Last week, we told you about the intimate relationship between oil prices and the S&P 500. This week, that relationship continued, as oil prices got a nice boost on rumors that OPEC may start to consider cutting production. While that was just a rumor, oil prices held their bid this week, and that helped stocks hold their own during the week.
Despite stocks finishing slightly positive over the past two weeks, the month-to-date performance in 2016 has been horrendous. The table below shows the losses in all of the major market indices, oil, gold and bonds in this dreary January.
|SPX||S&P 500 INDEX||(6.44)|
|INDU||DOW JONES INDUS. AVG||(6.73)|
|NDX||NASDAQ 100 STOCK INDX||(8.08)|
|EFA||ISHARES MSCI EAFE ETF||(6.65)|
|EEM||ISHARES MSCI EMERGING MKT||(6.28)|
|USO||UNITED STATES OIL FUND LP||(12.45)|
|GLD||SPDR GOLD SHARES||5.23|
|TLT||ISHARES 20+ YEAR TREASURY||5.63|
The only two asset classes that captured some decent capital were the flight-to-safety plays of gold and long-term U.S. Treasury bonds. That tells you that the smart money is playing it safe, and that you should too.
Meanwhile, this week we saw more central bank maneuvering. First, we had the announcement from the Federal Reserve on interest rates Wednesday. As expected, Janet Yellen and company didn’t raise rates. They did manage to acknowledge the global equity market difficulties in January, and they put language in their statement saying as much.
What the Fed didn’t do was take off the table the possibility of a rate hike in March. In fact, the central bank still is signaling it will raise rates up to four times this year. The market only thinks the Fed is going to raise rates once this year. That means that the Fed and the market are at odds as to just how fast this rate-hike cycle is going to play out — and that could be a big source of trouble for stocks going forward.
Now, another form of central bank maneuvering this week came overnight, as the Bank of Japan lowered short-term interest rates into “negative” territory. That means that the Japanese are going to be charged to put their money in the bank.
The idea here is that people will put capital to work in the economy rather than be charged money to keep it at a bank, and that this will stimulate the economy. So far, negative interest rates in Europe haven’t stimulated the investment or the inflation desired, so I don’t have my hopes up for Japan’s economy.
Still, lower interest rates and/or more “QE” (quantitative easing) from central banks are usually bullish for the equity markets in those countries, and today we saw a nice bump in the value of Japanese stocks, as displayed here in the WisdomTree Japan Hedged Equity ETF (DXJ).
The big question now facing investors is whether this market is going to continue down the January path, or whether we will see a rebound in the major averages as earnings season continues.

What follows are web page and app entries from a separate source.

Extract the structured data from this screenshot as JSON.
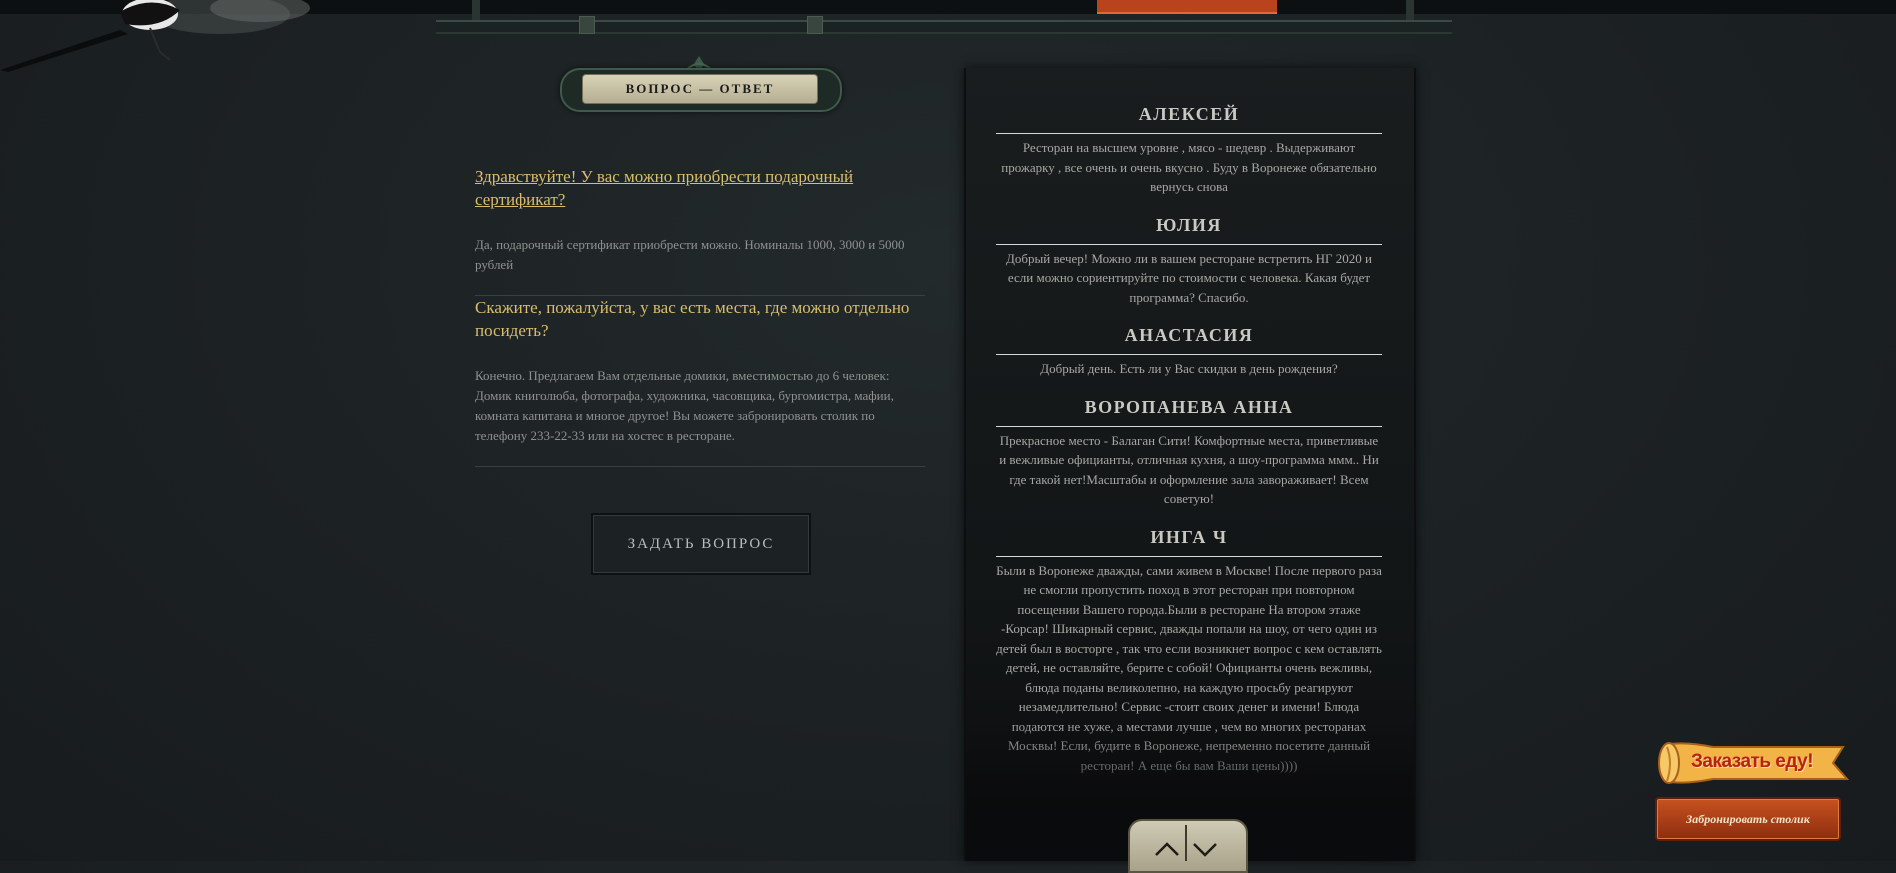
{
  "qa": {
    "badge_label": "ВОПРОС — ОТВЕТ",
    "items": [
      {
        "question": "Здравствуйте! У вас можно приобрести подарочный сертификат?",
        "answer": "Да, подарочный сертификат приобрести можно. Номиналы 1000, 3000 и 5000 рублей"
      },
      {
        "question": "Скажите, пожалуйста, у вас есть места, где можно отдельно посидеть?",
        "answer": "Конечно. Предлагаем Вам отдельные домики, вместимостью до 6 человек: Домик книголюба, фотографа, художника, часовщика, бургомистра, мафии, комната капитана и многое другое! Вы можете забронировать столик по телефону 233-22-33 или на хостес в ресторане."
      }
    ],
    "ask_button": "ЗАДАТЬ ВОПРОС"
  },
  "reviews": [
    {
      "name": "АЛЕКСЕЙ",
      "text": "Ресторан на высшем уровне , мясо - шедевр . Выдерживают прожарку , все очень и очень вкусно . Буду в Воронеже обязательно вернусь снова"
    },
    {
      "name": "ЮЛИЯ",
      "text": "Добрый вечер! Можно ли в вашем ресторане встретить НГ 2020 и если можно сориентируйте по стоимости с человека. Какая будет программа? Спасибо."
    },
    {
      "name": "АНАСТАСИЯ",
      "text": "Добрый день. Есть ли у Вас скидки в день рождения?"
    },
    {
      "name": "ВОРОПАНЕВА АННА",
      "text": "Прекрасное место - Балаган Сити! Комфортные места, приветливые и вежливые официанты, отличная кухня, а шоу-программа ммм.. Ни где такой нет!Масштабы и оформление зала завораживает! Всем советую!"
    },
    {
      "name": "ИНГА Ч",
      "text": "Были в Воронеже дважды, сами живем в Москве! После первого раза не смогли пропустить поход в этот ресторан при повторном посещении Вашего города.Были в ресторане На втором этаже -Корсар! Шикарный сервис, дважды попали на шоу, от чего один из детей был в восторге , так что если возникнет вопрос с кем оставлять детей, не оставляйте, берите с собой! Официанты очень вежливы, блюда поданы великолепно, на каждую просьбу реагируют незамедлительно! Сервис -стоит своих денег и имени! Блюда подаются не хуже, а местами лучше , чем во многих ресторанах Москвы! Если, будите в Воронеже, непременно посетите данный ресторан! А еще бы вам Ваши цены))))"
    }
  ],
  "order_widget": {
    "title": "Заказать еду!",
    "button": "Забронировать столик"
  },
  "icons": {
    "scroll_up": "chevron-up-icon",
    "scroll_down": "chevron-down-icon"
  },
  "colors": {
    "background": "#1d2224",
    "question": "#d9bd6c",
    "accent_orange": "#b8431c"
  }
}
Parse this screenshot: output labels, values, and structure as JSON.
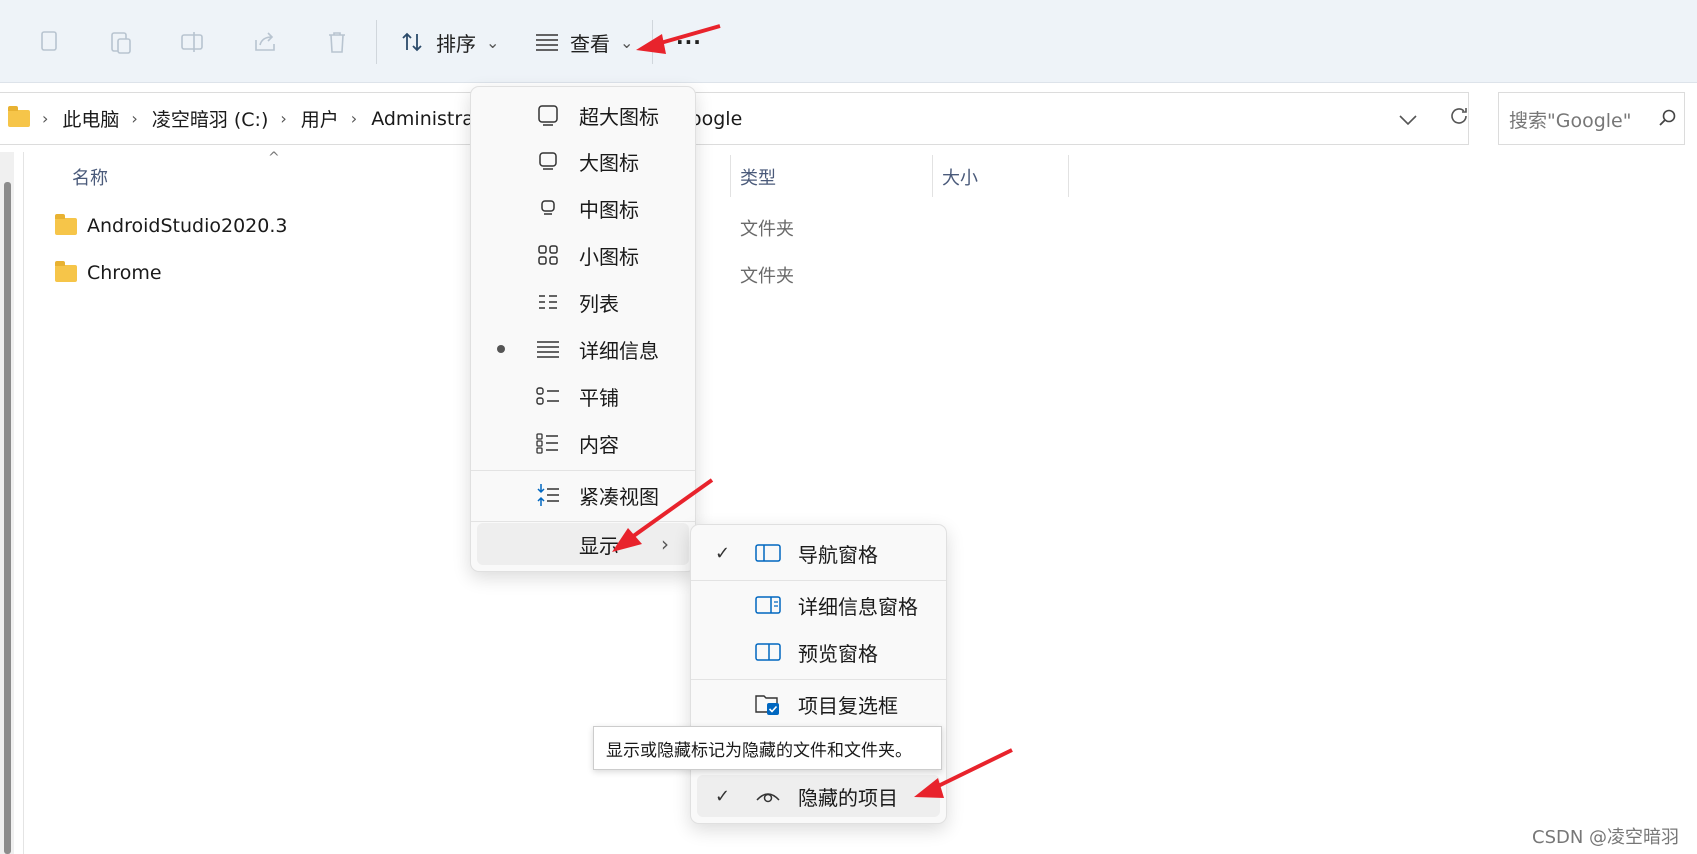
{
  "toolbar": {
    "sort_label": "排序",
    "view_label": "查看",
    "more_label": "···"
  },
  "address": {
    "crumbs": [
      "此电脑",
      "凌空暗羽 (C:)",
      "用户",
      "Administrator"
    ],
    "crumb_tail": "oogle"
  },
  "search": {
    "placeholder": "搜索\"Google\""
  },
  "columns": {
    "name": "名称",
    "type": "类型",
    "size": "大小"
  },
  "rows": [
    {
      "name": "AndroidStudio2020.3",
      "type": "文件夹"
    },
    {
      "name": "Chrome",
      "type": "文件夹"
    }
  ],
  "view_menu": {
    "items": [
      "超大图标",
      "大图标",
      "中图标",
      "小图标",
      "列表",
      "详细信息",
      "平铺",
      "内容"
    ],
    "selected": "详细信息",
    "compact": "紧凑视图",
    "show": "显示"
  },
  "show_menu": {
    "nav_pane": "导航窗格",
    "details_pane": "详细信息窗格",
    "preview_pane": "预览窗格",
    "checkboxes": "项目复选框",
    "hidden_items": "隐藏的项目"
  },
  "tooltip": "显示或隐藏标记为隐藏的文件和文件夹。",
  "watermark": "CSDN @凌空暗羽",
  "colors": {
    "accent": "#0067c0",
    "arrow": "#e8232c",
    "folder": "#f6c549"
  }
}
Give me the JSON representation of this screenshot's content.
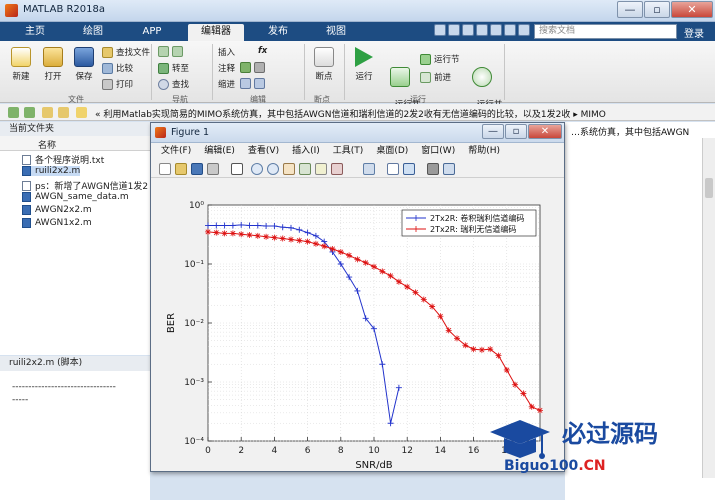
{
  "app": {
    "title": "MATLAB R2018a",
    "window_buttons": {
      "minimize": "—",
      "maximize": "▫",
      "close": "✕"
    }
  },
  "ribbon_tabs": [
    {
      "label": "主页",
      "active": false
    },
    {
      "label": "绘图",
      "active": false
    },
    {
      "label": "APP",
      "active": false
    },
    {
      "label": "编辑器",
      "active": true
    },
    {
      "label": "发布",
      "active": false
    },
    {
      "label": "视图",
      "active": false
    }
  ],
  "search": {
    "placeholder": "搜索文档"
  },
  "login_label": "登录",
  "ribbon": {
    "file": {
      "new": "新建",
      "open": "打开",
      "save": "保存",
      "find_files": "查找文件",
      "compare": "比较",
      "print": "打印",
      "group": "文件"
    },
    "navigate": {
      "goto": "转至",
      "find": "查找",
      "group": "导航"
    },
    "edit": {
      "insert": "插入",
      "comment": "注释",
      "indent": "缩进",
      "fx": "fx",
      "group": "编辑"
    },
    "breakpoints": {
      "breakpoint": "断点",
      "group": "断点"
    },
    "run": {
      "run": "运行",
      "run_advance": "运行并\n前进",
      "run_section": "运行节",
      "advance": "前进",
      "run_time": "运行并\n计时",
      "group": "运行"
    }
  },
  "address": {
    "path": "«  利用Matlab实现简易的MIMO系统仿真，其中包括AWGN信道和瑞利信道的2发2收有无信道编码的比较，以及1发2收  ▸  MIMO"
  },
  "current_folder": {
    "title": "当前文件夹",
    "column": "名称",
    "files": [
      {
        "name": "各个程序说明.txt",
        "type": "txt",
        "selected": false
      },
      {
        "name": "ruili2x2.m",
        "type": "m",
        "selected": true
      },
      {
        "name": "ps：新增了AWGN信道1发2",
        "type": "txt",
        "selected": false
      },
      {
        "name": "AWGN_same_data.m",
        "type": "m",
        "selected": false
      },
      {
        "name": "AWGN2x2.m",
        "type": "m",
        "selected": false
      },
      {
        "name": "AWGN1x2.m",
        "type": "m",
        "selected": false
      }
    ]
  },
  "details": {
    "title": "ruili2x2.m  (脚本)",
    "lines": [
      "--------------------------------",
      "-----"
    ]
  },
  "editor_snippet": "…系统仿真，其中包括AWGN",
  "figure": {
    "title": "Figure 1",
    "menu": [
      "文件(F)",
      "编辑(E)",
      "查看(V)",
      "插入(I)",
      "工具(T)",
      "桌面(D)",
      "窗口(W)",
      "帮助(H)"
    ]
  },
  "chart_data": {
    "type": "line",
    "xlabel": "SNR/dB",
    "ylabel": "BER",
    "yscale": "log",
    "xlim": [
      0,
      20
    ],
    "ylim": [
      0.0001,
      1
    ],
    "xticks": [
      "0",
      "2",
      "4",
      "6",
      "8",
      "10",
      "12",
      "14",
      "16",
      "18"
    ],
    "yticks": [
      "10⁰",
      "10⁻¹",
      "10⁻²",
      "10⁻³",
      "10⁻⁴"
    ],
    "grid": true,
    "legend_position": "top-right",
    "series": [
      {
        "name": "2Tx2R: 卷积瑞利信道编码",
        "color": "#2233cc",
        "marker": "+",
        "x": [
          0,
          0.5,
          1,
          1.5,
          2,
          2.5,
          3,
          3.5,
          4,
          4.5,
          5,
          5.5,
          6,
          6.5,
          7,
          7.5,
          8,
          8.5,
          9,
          9.5,
          10,
          10.5,
          11,
          11.5
        ],
        "y": [
          0.45,
          0.45,
          0.45,
          0.45,
          0.46,
          0.45,
          0.45,
          0.44,
          0.44,
          0.42,
          0.41,
          0.38,
          0.34,
          0.3,
          0.24,
          0.16,
          0.1,
          0.06,
          0.035,
          0.012,
          0.008,
          0.002,
          0.0002,
          0.0008
        ]
      },
      {
        "name": "2Tx2R: 瑞利无信道编码",
        "color": "#dd1111",
        "marker": "*",
        "x": [
          0,
          0.5,
          1,
          1.5,
          2,
          2.5,
          3,
          3.5,
          4,
          4.5,
          5,
          5.5,
          6,
          6.5,
          7,
          7.5,
          8,
          8.5,
          9,
          9.5,
          10,
          10.5,
          11,
          11.5,
          12,
          12.5,
          13,
          13.5,
          14,
          14.5,
          15,
          15.5,
          16,
          16.5,
          17,
          17.5,
          18,
          18.5,
          19,
          19.5,
          20
        ],
        "y": [
          0.35,
          0.34,
          0.33,
          0.33,
          0.32,
          0.31,
          0.3,
          0.29,
          0.28,
          0.27,
          0.26,
          0.25,
          0.24,
          0.22,
          0.2,
          0.18,
          0.16,
          0.14,
          0.12,
          0.105,
          0.09,
          0.075,
          0.063,
          0.05,
          0.041,
          0.033,
          0.025,
          0.019,
          0.013,
          0.0075,
          0.0055,
          0.0042,
          0.0036,
          0.0035,
          0.0036,
          0.0028,
          0.0016,
          0.0009,
          0.00064,
          0.00038,
          0.00033
        ]
      }
    ]
  },
  "watermark": {
    "title": "必过源码",
    "subtitle": "Biguo100",
    "domain_suffix": ".CN"
  },
  "colors": {
    "tab_bar": "#1d4c82",
    "series1": "#2233cc",
    "series2": "#dd1111",
    "watermark_blue": "#1a4aa0",
    "watermark_red": "#dd2222"
  },
  "icons": [
    "new-icon",
    "open-icon",
    "save-icon",
    "run-icon",
    "breakpoint-icon",
    "zoom-in-icon",
    "zoom-out-icon",
    "pan-icon"
  ]
}
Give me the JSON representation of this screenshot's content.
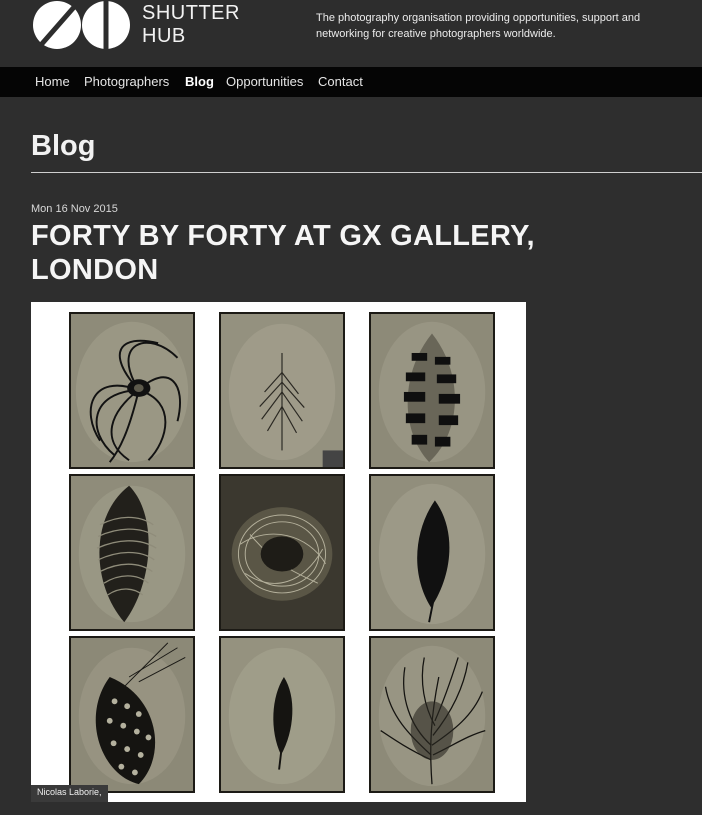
{
  "header": {
    "brand_line1": "SHUTTER",
    "brand_line2": "HUB",
    "tagline": "The photography organisation providing opportunities, support and networking for creative photographers worldwide."
  },
  "nav": {
    "items": [
      {
        "label": "Home"
      },
      {
        "label": "Photographers"
      },
      {
        "label": "Blog"
      },
      {
        "label": "Opportunities"
      },
      {
        "label": "Contact"
      }
    ],
    "active": "Blog"
  },
  "page": {
    "section_title": "Blog"
  },
  "post": {
    "date": "Mon 16 Nov 2015",
    "title": "FORTY BY FORTY AT GX GALLERY, LONDON",
    "image_caption": "Nicolas Laborie,",
    "plates": [
      {
        "subject": "peacock-feather"
      },
      {
        "subject": "faint-feather"
      },
      {
        "subject": "barred-feather"
      },
      {
        "subject": "striped-feather"
      },
      {
        "subject": "nest"
      },
      {
        "subject": "dark-feather"
      },
      {
        "subject": "spotted-feather"
      },
      {
        "subject": "small-feather"
      },
      {
        "subject": "plume-feather"
      }
    ]
  },
  "colors": {
    "background": "#2e2e2e",
    "nav_background": "#050505",
    "text": "#ffffff",
    "plate_tone": "#8f8c7b"
  }
}
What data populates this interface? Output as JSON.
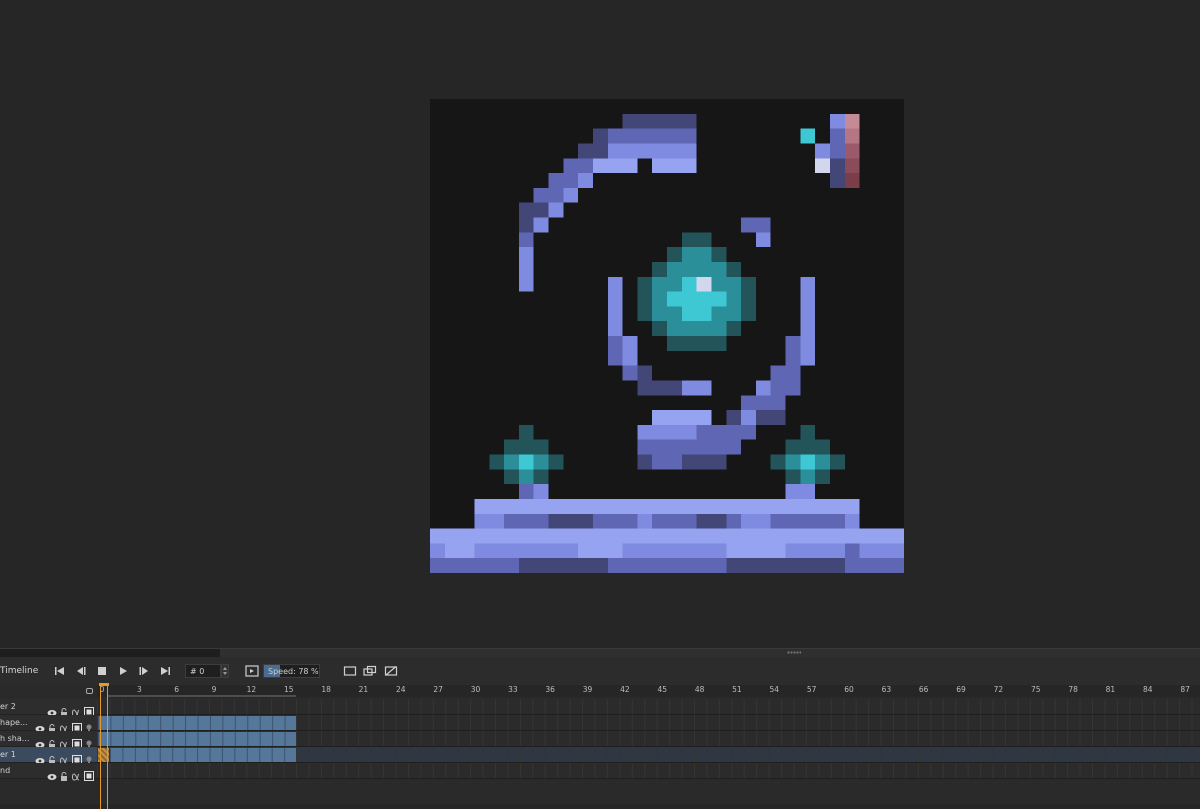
{
  "timeline": {
    "title": "Timeline",
    "frame_field": "# 0",
    "speed_label": "Speed: 78 %",
    "speed_percent": 78,
    "frame_numbers": [
      "0",
      "3",
      "6",
      "9",
      "12",
      "15",
      "18",
      "21",
      "24",
      "27",
      "30",
      "33",
      "36",
      "39",
      "42",
      "45",
      "48",
      "51",
      "54",
      "57",
      "60",
      "63",
      "66",
      "69",
      "72",
      "75",
      "78",
      "81",
      "84",
      "87"
    ],
    "layers": [
      {
        "name": "er 2",
        "selected": false,
        "frames": 0
      },
      {
        "name": "hape...",
        "selected": false,
        "frames": 16
      },
      {
        "name": "h sha...",
        "selected": false,
        "frames": 16
      },
      {
        "name": "er 1",
        "selected": true,
        "frames": 16,
        "linked_first": true
      },
      {
        "name": "nd",
        "selected": false,
        "frames": 0
      }
    ]
  },
  "colors": {
    "background": "#262626",
    "canvas_bg": "#161616",
    "periwinkle": "#7f8be0",
    "periwinkle_light": "#95a3f0",
    "indigo_mid": "#5f67b5",
    "indigo_dark": "#424778",
    "teal_light": "#3ec8d4",
    "teal_mid": "#2b8f9a",
    "teal_dark": "#23545a",
    "pale": "#d3d7ee",
    "pink": "#c48a96",
    "pink_dark": "#7a3d4a",
    "playhead": "#e49a2b",
    "cel_blue": "#55779a"
  }
}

Given that the market descended into official correction territory early this month, I do think there will be some fast money sloshing around to buy up some beaten-down stocks. However, for any sustainable rally to take place we’ll have to see oil prices climb and global growth forecasts improve. We’ll also have to start see the Fed’s rate hike expectations come in line with the market’s expectations.
Will that happen? We’ll see. How will we know if that happens? We’ll see a rebound in the Fabian Plan metrics showing this market has enough strength to allow us to get back into stocks. Right now, our metrics are telling us to stay away, and they’ve been doing so since early January — before the worst of the selling shocked investors.
If you want to know what are plan is telling investors to do right now, then you need to checkout Successful ETF Investing today.
A Thought on Facts
Get your facts first, then you can distort them as you please.
— Mark Twain
Given that we are just a few days away from the first presidential primary caucuses, I thought it might be helpful to inject a little Mark Twain into the conversation. After all, nobody can distort the facts as well as politicians (regardless of party), so just remember that when you’re casting your vote this year.
Wisdom about money, investing and life can be found anywhere. If you have a good quote you’d like me to share with your fellow readers, send it to me, along with any comments, questions and suggestions you have about my audio podcast, newsletters, seminars or anything else. Ask Doug.
In case you missed it, I encourage you to read my e-letter column from last week about the role central banks are playing in the markets right now. I also invite you to comment in the space provided below.